• Task goal: Run through the records and show each line that includes the string "name".

• Study material:
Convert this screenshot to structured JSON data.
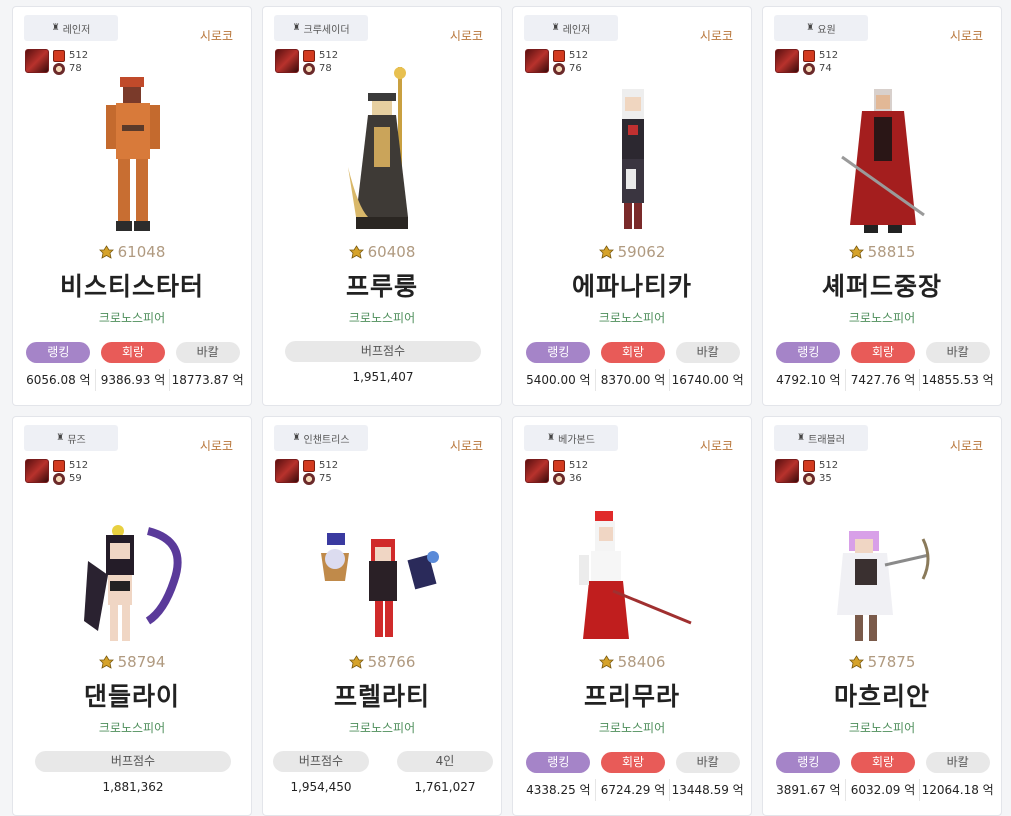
{
  "cards": [
    {
      "job": "레인저",
      "server": "시로코",
      "gear_level": "512",
      "pet_level": "78",
      "score": "61048",
      "name": "비스티스타터",
      "adventure": "크로노스피어",
      "stats": {
        "rank_label": "랭킹",
        "rank_value": "6056.08 억",
        "rate_label": "회랑",
        "rate_value": "9386.93 억",
        "raw_label": "바칼",
        "raw_value": "18773.87 억"
      }
    },
    {
      "job": "크루세이더",
      "server": "시로코",
      "gear_level": "512",
      "pet_level": "78",
      "score": "60408",
      "name": "프루룽",
      "adventure": "크로노스피어",
      "buff": {
        "label": "버프점수",
        "value": "1,951,407"
      }
    },
    {
      "job": "레인저",
      "server": "시로코",
      "gear_level": "512",
      "pet_level": "76",
      "score": "59062",
      "name": "에파나티카",
      "adventure": "크로노스피어",
      "stats": {
        "rank_label": "랭킹",
        "rank_value": "5400.00 억",
        "rate_label": "회랑",
        "rate_value": "8370.00 억",
        "raw_label": "바칼",
        "raw_value": "16740.00 억"
      }
    },
    {
      "job": "요원",
      "server": "시로코",
      "gear_level": "512",
      "pet_level": "74",
      "score": "58815",
      "name": "셰퍼드중장",
      "adventure": "크로노스피어",
      "stats": {
        "rank_label": "랭킹",
        "rank_value": "4792.10 억",
        "rate_label": "회랑",
        "rate_value": "7427.76 억",
        "raw_label": "바칼",
        "raw_value": "14855.53 억"
      }
    },
    {
      "job": "뮤즈",
      "server": "시로코",
      "gear_level": "512",
      "pet_level": "59",
      "score": "58794",
      "name": "댄들라이",
      "adventure": "크로노스피어",
      "buff": {
        "label": "버프점수",
        "value": "1,881,362"
      }
    },
    {
      "job": "인챈트리스",
      "server": "시로코",
      "gear_level": "512",
      "pet_level": "75",
      "score": "58766",
      "name": "프렐라티",
      "adventure": "크로노스피어",
      "buff2": {
        "label_a": "버프점수",
        "value_a": "1,954,450",
        "label_b": "4인",
        "value_b": "1,761,027"
      }
    },
    {
      "job": "베가본드",
      "server": "시로코",
      "gear_level": "512",
      "pet_level": "36",
      "score": "58406",
      "name": "프리무라",
      "adventure": "크로노스피어",
      "stats": {
        "rank_label": "랭킹",
        "rank_value": "4338.25 억",
        "rate_label": "회랑",
        "rate_value": "6724.29 억",
        "raw_label": "바칼",
        "raw_value": "13448.59 억"
      }
    },
    {
      "job": "트래블러",
      "server": "시로코",
      "gear_level": "512",
      "pet_level": "35",
      "score": "57875",
      "name": "마흐리안",
      "adventure": "크로노스피어",
      "stats": {
        "rank_label": "랭킹",
        "rank_value": "3891.67 억",
        "rate_label": "회랑",
        "rate_value": "6032.09 억",
        "raw_label": "바칼",
        "raw_value": "12064.18 억"
      }
    }
  ],
  "colors": {
    "server": "#b8773c",
    "adventure": "#4f8f5c",
    "rank": "#a584c8",
    "rate": "#e85b58",
    "raw": "#e8e8e8"
  }
}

• Task result:
      "name": "비스티스타터",
      "name": "프루룽",
      "name": "에파나티카",
      "name": "셰퍼드중장",
      "name": "댄들라이",
      "name": "프렐라티",
      "name": "프리무라",
      "name": "마흐리안",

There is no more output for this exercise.